Starting running back Ray Graham of the Pittsburgh Panthers along with wide receiver Devin Street and defensive back Lafayette Pitts have been charged with simple assault and conspiracy in connection to an Oct. 21 incident involving three other students, but will play Saturday against No. 4 Notre Dame.All three players deny any involvement in the incident.According to the complaint filed with police, Karl Olsheski, Diana Olsheski, and Samantha Mitchell were walking in Oakland neighborhood of the university, when the three Pitt football players walked into their path from the opposite direction at 12:30 a.m.Karl Olsheski reported to police that Graham confronted him by saying, “What’s up?” followed by a racial slur. Olsheski said he attempted to walk away but that Street and Graham blocked his way and Pitts kept him from retreating to avoid the confrontation.After being cornered by the three players, Olsheski said Street hit him one time across the left side of his head.Graham, Street and Pitts were later recognized by the three students in police photo lineups. The alleged victims did not recognize all three players, but was at least pointed out once. Street was the most obvious, who pointed out by Mitchell after taking a class on vampires together.The athletes have not been arrested, but a preliminary hearing for the charges has been set for Jan. 9 at the Pittsburgh Municipal Court.

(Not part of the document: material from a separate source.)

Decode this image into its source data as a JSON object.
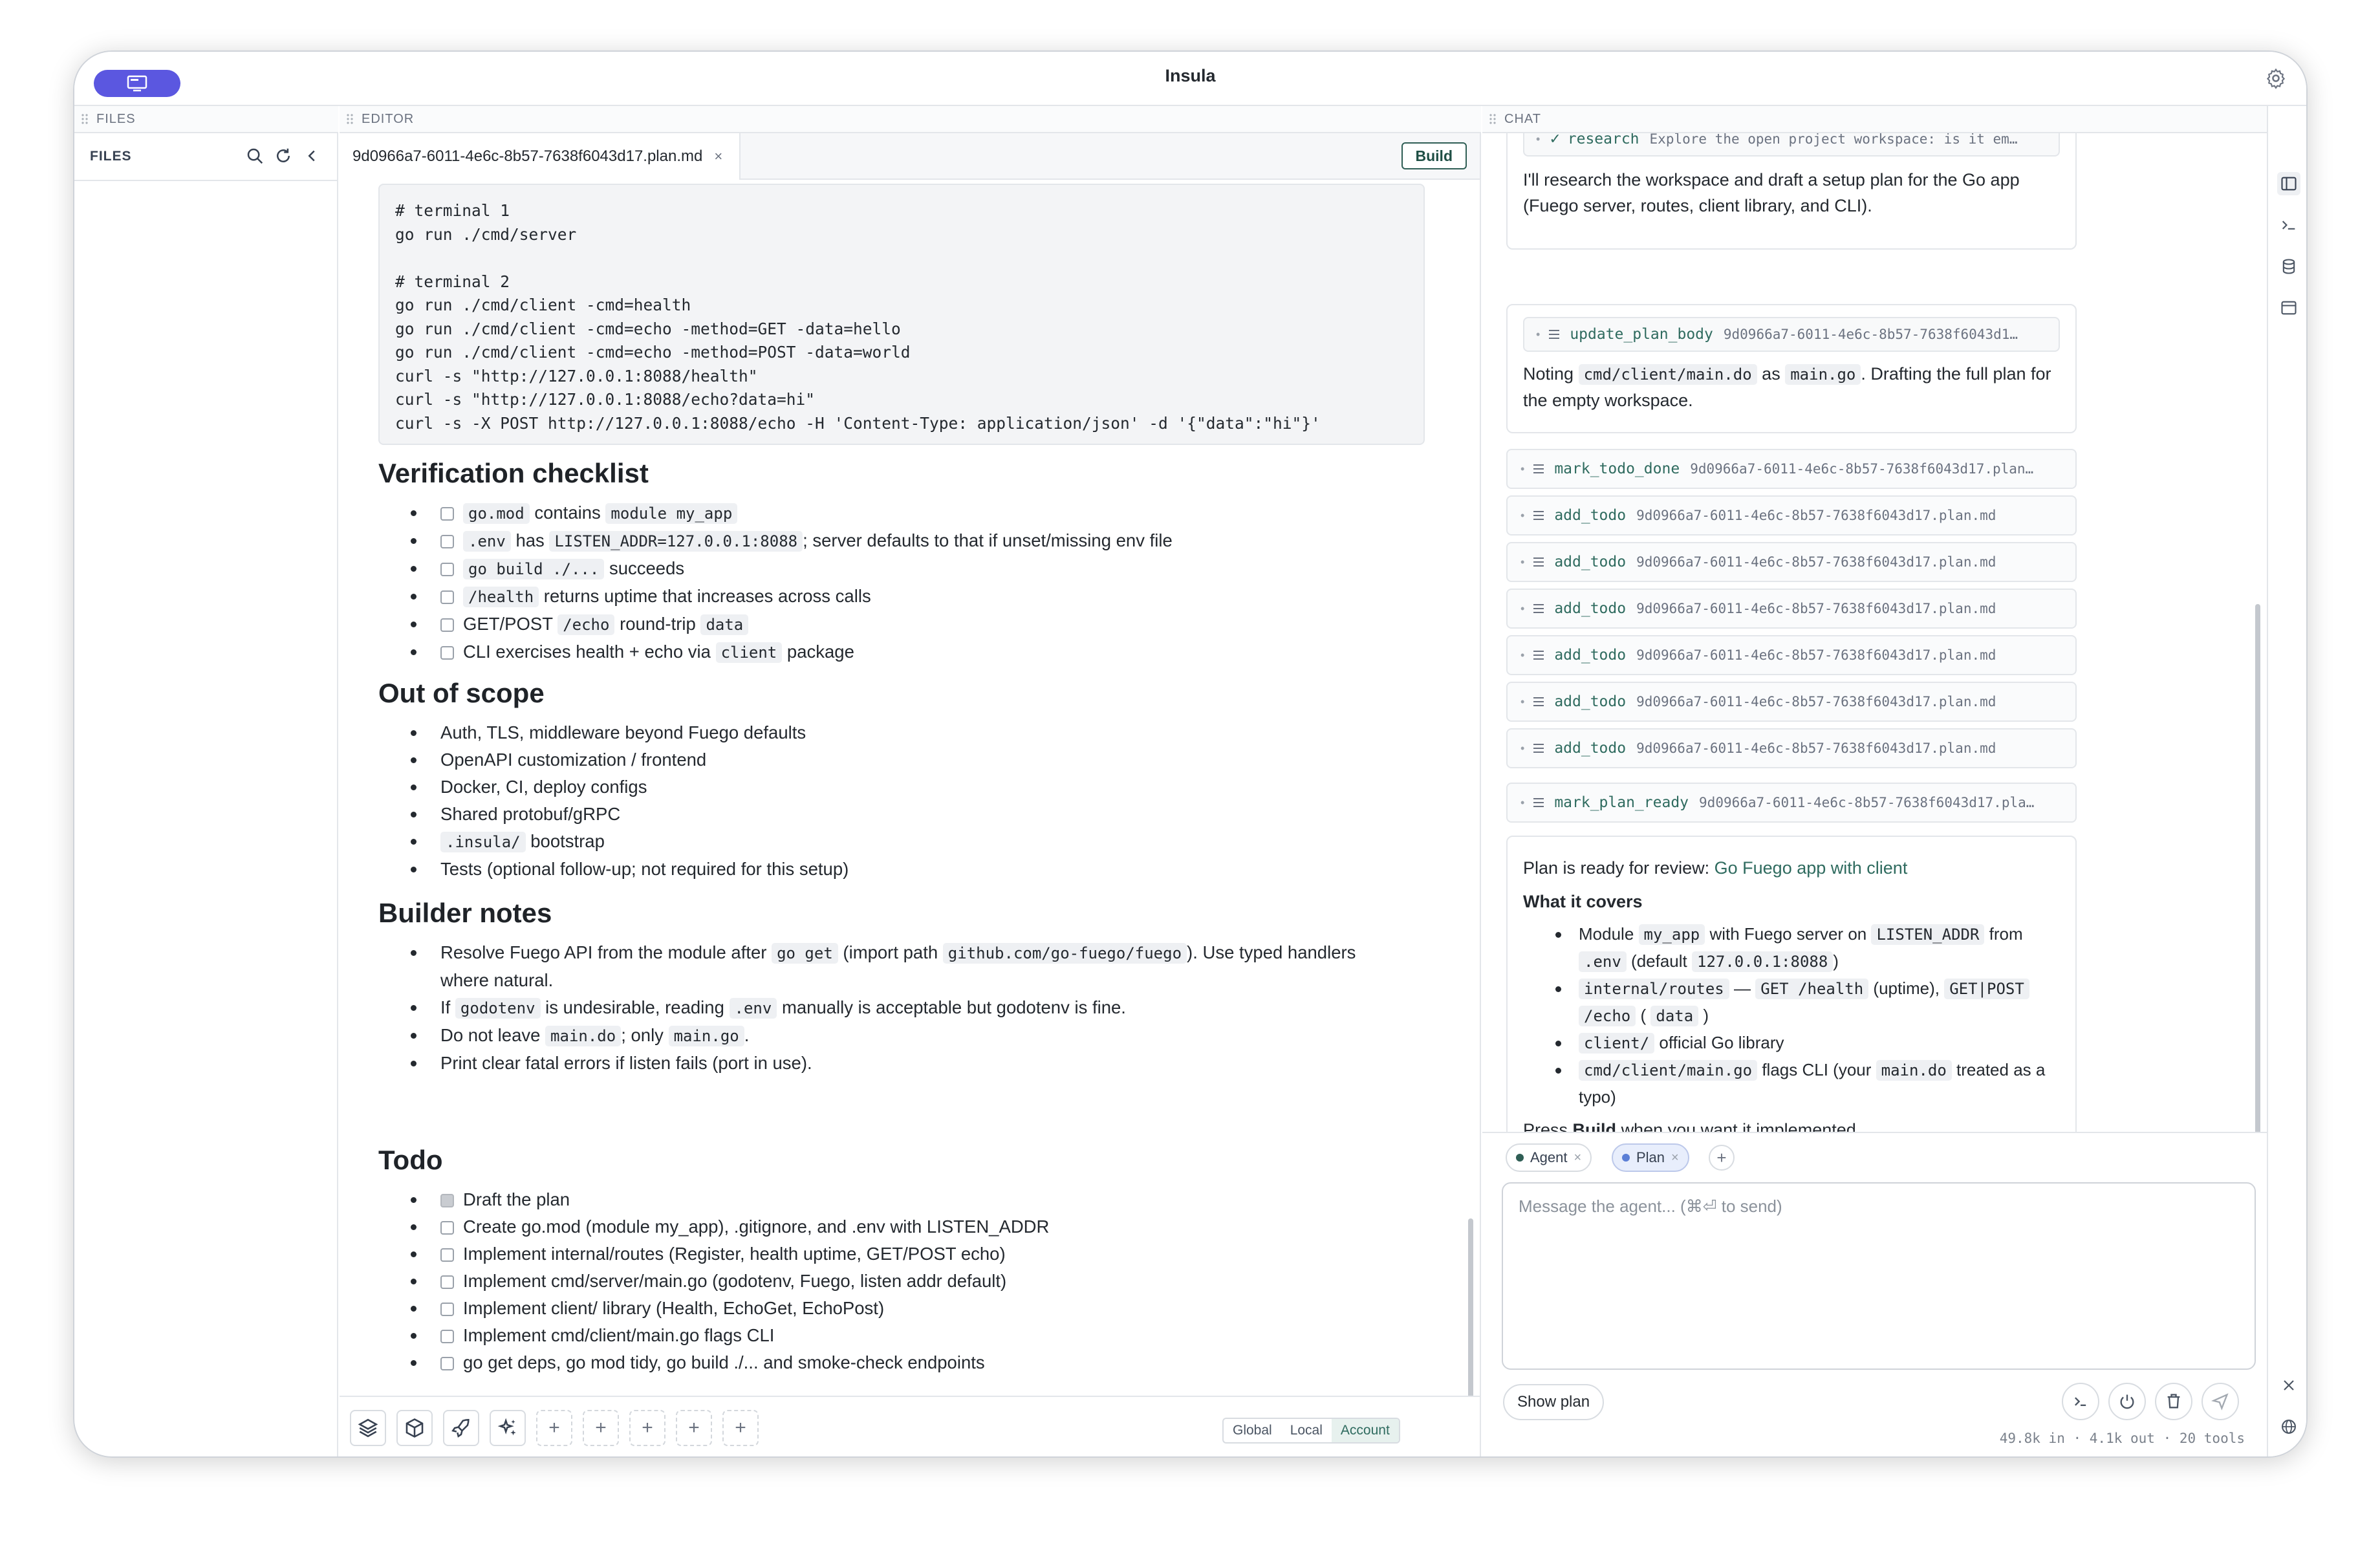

They received this information for summonses sent through the mail.E.J. Borghetti, the school spokesman, released a statement saying the players have offered to speak with police and give their account but have not been questioned or received any court documents on the matter.“We take matters of player discipline very seriously and will continue to cooperate with any investigation,” Borghetti said. “However, we will not, and hope others will not, rush to judgment on these misdemeanor allegations. All three players will remain active members of our program while we gain more clarity on this situation.”Graham is the leading rusher for the Panthers’ with 622 years and seven touchdowns. Street is the leading receiver and top kick-return man with 50 catches for 695 yards and four touchdowns.All three players will allow the legal system to take its’ course, while they attempt to hand the Fighting Irish their first loss of the season Saturday.